Ever wondered how Scotch whisky was made? Peer behind the doors of Scotland’s distilleries and discover the centuries-old secrets to production in its five whisky regions.
Whisky is Scotland’s national drink. It’s also our biggest export, with bottles safely stored in drinks cabinets and proudly displayed on shelves across the globe. Rare bottles sell for thousands of pounds (really rare bottles sell for hundreds of thousands). Whisky is a pretty big deal – but we’re not surprised at all.
Pancake Day is also known as Shrove Tuesday in the UK and takes place on Tuesday 28th February this year. It marks the last day before the Christian festival of Lent which is generally a period of abstinence. It is customary to eat pancakes on this day as pancake recipes used up food that was traditionally given up for Lent such as eggs, milk, butter and sugar.

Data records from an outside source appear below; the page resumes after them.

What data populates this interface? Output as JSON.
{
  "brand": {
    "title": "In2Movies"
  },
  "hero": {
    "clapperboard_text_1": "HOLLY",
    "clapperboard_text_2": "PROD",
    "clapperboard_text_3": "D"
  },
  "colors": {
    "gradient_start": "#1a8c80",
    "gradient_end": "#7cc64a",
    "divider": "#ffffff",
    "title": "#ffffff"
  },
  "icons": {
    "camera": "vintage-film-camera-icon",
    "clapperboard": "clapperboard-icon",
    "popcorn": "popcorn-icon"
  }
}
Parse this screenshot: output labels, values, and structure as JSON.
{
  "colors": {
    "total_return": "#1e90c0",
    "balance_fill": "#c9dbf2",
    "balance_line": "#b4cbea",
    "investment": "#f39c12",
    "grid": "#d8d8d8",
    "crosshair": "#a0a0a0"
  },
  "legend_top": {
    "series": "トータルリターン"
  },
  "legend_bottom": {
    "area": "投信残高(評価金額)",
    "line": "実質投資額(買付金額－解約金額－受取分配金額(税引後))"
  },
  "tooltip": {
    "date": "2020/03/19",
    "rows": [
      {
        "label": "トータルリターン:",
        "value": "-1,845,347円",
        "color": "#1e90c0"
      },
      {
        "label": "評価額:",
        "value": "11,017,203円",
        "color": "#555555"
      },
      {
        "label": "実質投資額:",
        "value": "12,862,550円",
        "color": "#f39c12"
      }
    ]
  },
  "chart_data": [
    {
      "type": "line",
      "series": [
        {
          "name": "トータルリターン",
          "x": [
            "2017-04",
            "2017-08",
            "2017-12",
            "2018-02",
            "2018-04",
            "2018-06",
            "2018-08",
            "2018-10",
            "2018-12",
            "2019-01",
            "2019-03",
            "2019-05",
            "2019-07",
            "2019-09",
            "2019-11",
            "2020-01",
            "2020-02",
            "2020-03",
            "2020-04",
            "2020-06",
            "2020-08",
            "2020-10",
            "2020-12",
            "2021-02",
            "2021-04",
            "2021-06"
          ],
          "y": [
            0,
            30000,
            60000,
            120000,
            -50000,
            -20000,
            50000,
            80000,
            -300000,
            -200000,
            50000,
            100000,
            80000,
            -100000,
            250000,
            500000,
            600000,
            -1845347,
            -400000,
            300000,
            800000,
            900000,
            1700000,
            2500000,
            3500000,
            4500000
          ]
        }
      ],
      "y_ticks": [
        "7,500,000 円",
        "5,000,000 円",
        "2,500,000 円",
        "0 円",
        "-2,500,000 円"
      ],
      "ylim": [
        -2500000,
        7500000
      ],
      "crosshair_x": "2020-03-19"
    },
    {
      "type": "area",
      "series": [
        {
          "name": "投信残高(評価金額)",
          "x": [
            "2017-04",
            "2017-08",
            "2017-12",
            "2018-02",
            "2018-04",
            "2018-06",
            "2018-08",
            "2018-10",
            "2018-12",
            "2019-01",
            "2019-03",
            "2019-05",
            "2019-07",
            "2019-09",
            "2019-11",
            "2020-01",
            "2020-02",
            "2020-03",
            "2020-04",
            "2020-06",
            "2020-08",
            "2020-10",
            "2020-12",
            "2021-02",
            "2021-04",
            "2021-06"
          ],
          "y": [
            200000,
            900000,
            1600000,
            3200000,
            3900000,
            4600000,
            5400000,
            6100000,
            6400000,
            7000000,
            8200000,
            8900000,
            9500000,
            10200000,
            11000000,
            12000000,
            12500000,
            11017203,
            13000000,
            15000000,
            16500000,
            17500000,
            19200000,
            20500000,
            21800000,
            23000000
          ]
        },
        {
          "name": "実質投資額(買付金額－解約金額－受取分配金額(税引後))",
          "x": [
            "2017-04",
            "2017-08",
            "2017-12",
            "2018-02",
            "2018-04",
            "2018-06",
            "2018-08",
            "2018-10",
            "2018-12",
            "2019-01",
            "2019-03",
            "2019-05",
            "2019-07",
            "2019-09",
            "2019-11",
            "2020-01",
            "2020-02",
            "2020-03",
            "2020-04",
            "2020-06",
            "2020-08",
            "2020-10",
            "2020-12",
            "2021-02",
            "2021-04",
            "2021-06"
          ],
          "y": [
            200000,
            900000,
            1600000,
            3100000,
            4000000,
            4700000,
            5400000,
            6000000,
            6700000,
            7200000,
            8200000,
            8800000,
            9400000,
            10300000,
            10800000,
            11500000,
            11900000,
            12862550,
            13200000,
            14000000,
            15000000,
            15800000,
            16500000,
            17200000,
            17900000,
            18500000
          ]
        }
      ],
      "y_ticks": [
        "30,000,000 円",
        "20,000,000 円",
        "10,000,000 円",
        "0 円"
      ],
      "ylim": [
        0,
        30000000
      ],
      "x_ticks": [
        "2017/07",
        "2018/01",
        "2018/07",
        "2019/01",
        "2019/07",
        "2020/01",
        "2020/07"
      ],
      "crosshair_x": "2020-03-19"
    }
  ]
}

Wherever you are in the world, join us in making the perfect pancakes with this recipe:
100g plain flour
1. Pour the flour through a sieve into a large mixing bowl and dig a little hole in the centre. Add the eggs into the hole and pour in about 50ml milk. Start whisking the mixture together from the centre and beat until you have a smooth, thick paste. Then, continue to whisk whilst steadily pouring in the rest of the milk until you have a batter that is the same consistency of a relatively thick single cream.
2. Grease the frying pan with some of the butter and heat over a moderate temperature. Then, pour a small part of the mixture over the pan, tilting it to allow the mixture to settle in a thin and even layer. Return the pan to the heat and allow the mixture to cook for around 30 seconds.
3.To cook the pancake on the other side, you can either turn it over carefully with a spatula, or if you’re feeling adventurous, you can flip it using the pan (we only recommend this flipping technique for more experienced pancake-makers!). Cook for a futher 30 seconds and you should have the perfect golden pancake! Repeat stages 3 and 4 for each extra pancake. If you follow this recipe, you should have enough mixture to make around 8 pancakes.
4. Add your favourite toppings! For this section, you can add savoury toppings such as ham and cheese for a lunchtime snack or sweet toppings to make a dessert. We love to top our pancakes with lemon and sugar, jam and ice cream or Nutella and strawberries.
The Scottish International Storytelling Festival is a festival for performances, workshops, talks and children’s events. Guests from all over the world are also invited for this great 10 days’ festival that takes place once a year in Edinburgh.
It’s the perfect chance to practise your English and learn about Scottish storytelling traditions. Here are some videos from previous years to give you an idea of what it’s like:
Date: Friday 21st – Monday 31st October 2016
Price: Mainly free but some performances are charged
“an informal social gathering with folk music, singing, dancing, and storytelling”
If you ever get the chance to go to a Ceilidh, don’t hesitate and just go! This will be the best memory of your time in Scotland! It may seem intimidating to go to a Ceilidh, but don’t worry if you don’t know the moves, somebody will help you!
How does this Ceilidh thing work? So one of the band members walks us through each dance. He explains each part of it until it seems like we understand. We try it once without music before doing it “full out”. Then, the music starts, he gives us the cue so we all start at the same time and you just hope you remember the moves! Each dance lasts between 5 and 10 minutes. The dance moves aren’t really hard, you just have to remember them!
Here’s an example:
So if you ever visit Scotland, you have to go to a Ceilidh, even if you don’t really fancy dancing. It’s the perfect opportunity to see a part of Scottish culture up close!
Ceilidhs are a lot of fun and they play a regular part in our social programme, so you will have plenty of time to practice once you’re here!